A Floating Life will delight lovers of Kafka, Murakami, and the magic realism of Gabriel Garcia Marquez. It immediately draws the reader into a fantastic world of multiple journeys that make the hallucinatory feel real. A nameless narrator awakens to the muddle of middle age, longer certain who or what he is. He finds himself at a party talking to a woman he doesn't kw, who proves to be his wife. Soon separated but still living in the same apartment, he is threatened by a litigious dachshund and saddled with a stubborn case of erectile dysfunction in a world that seems held together by increasingly mercurial laws and elusive boundaries.
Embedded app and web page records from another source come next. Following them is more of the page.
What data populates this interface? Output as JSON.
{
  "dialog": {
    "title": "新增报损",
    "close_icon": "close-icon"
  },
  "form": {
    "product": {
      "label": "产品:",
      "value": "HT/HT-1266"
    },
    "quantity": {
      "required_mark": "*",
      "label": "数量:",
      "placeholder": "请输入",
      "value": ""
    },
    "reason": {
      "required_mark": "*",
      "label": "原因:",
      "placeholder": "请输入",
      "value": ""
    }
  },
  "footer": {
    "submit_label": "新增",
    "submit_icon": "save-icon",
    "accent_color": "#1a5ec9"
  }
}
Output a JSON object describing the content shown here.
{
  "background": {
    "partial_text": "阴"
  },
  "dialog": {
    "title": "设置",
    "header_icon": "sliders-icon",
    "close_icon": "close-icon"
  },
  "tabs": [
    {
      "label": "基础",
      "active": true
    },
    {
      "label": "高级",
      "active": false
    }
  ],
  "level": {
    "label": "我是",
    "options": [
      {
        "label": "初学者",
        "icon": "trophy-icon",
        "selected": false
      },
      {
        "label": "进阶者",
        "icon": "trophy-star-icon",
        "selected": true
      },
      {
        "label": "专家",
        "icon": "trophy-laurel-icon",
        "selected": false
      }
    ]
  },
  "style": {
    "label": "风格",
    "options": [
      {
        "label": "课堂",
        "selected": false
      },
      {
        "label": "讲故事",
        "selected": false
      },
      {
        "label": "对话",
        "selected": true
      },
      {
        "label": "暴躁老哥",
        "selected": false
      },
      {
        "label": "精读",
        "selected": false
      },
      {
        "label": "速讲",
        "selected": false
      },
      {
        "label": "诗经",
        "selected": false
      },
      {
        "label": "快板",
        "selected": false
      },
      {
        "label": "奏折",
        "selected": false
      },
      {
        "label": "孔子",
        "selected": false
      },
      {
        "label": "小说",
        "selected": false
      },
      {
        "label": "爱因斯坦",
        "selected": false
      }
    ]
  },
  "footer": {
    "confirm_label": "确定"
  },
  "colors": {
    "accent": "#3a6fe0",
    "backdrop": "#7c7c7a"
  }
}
His relationship deepens with an elderly Dutch model maker named Pecheur whose miniature boats are erratically offered for sale in a hard-to-find shop called The Floating World. Enlivened by Pecheur's dream to tame the destructive forces of nature, the narrator begins to find his bearings. With quiet humor and wisdom, A Floating Life charts its course among images that surprise and disorient, such as a job interview in a steam room with a one-eyed, seven-foot chef, a midnight intrusion of bears, the narrator's breast feeding of the baby he has birthed, and an encounter with a goddess in a maze of caves beneath a volcanic island. A Floating Life is a rollicking, unforgettable, and inventive journey - and it is also a source of insight, solace, and inspiration.
Tad Crawford grew up in the artists' colony of Woodstock, New York. A graduate of Columbia Law School, he campaigned for artists' rights as an attorney and drafted the artists' moral rights law enacted in New York State. The author of many nonfiction books, including Legal Guide for the Visual Artist and The Secret Life of Money, his writing has appeared in venues such as Art in America, The Cafe Irreal, Confrontation, Communication Arts, Family Circle, Glamour, Guernica, The Nation, and Writer's Digest. The founder and publisher of Allworth Press, he lives in New York City.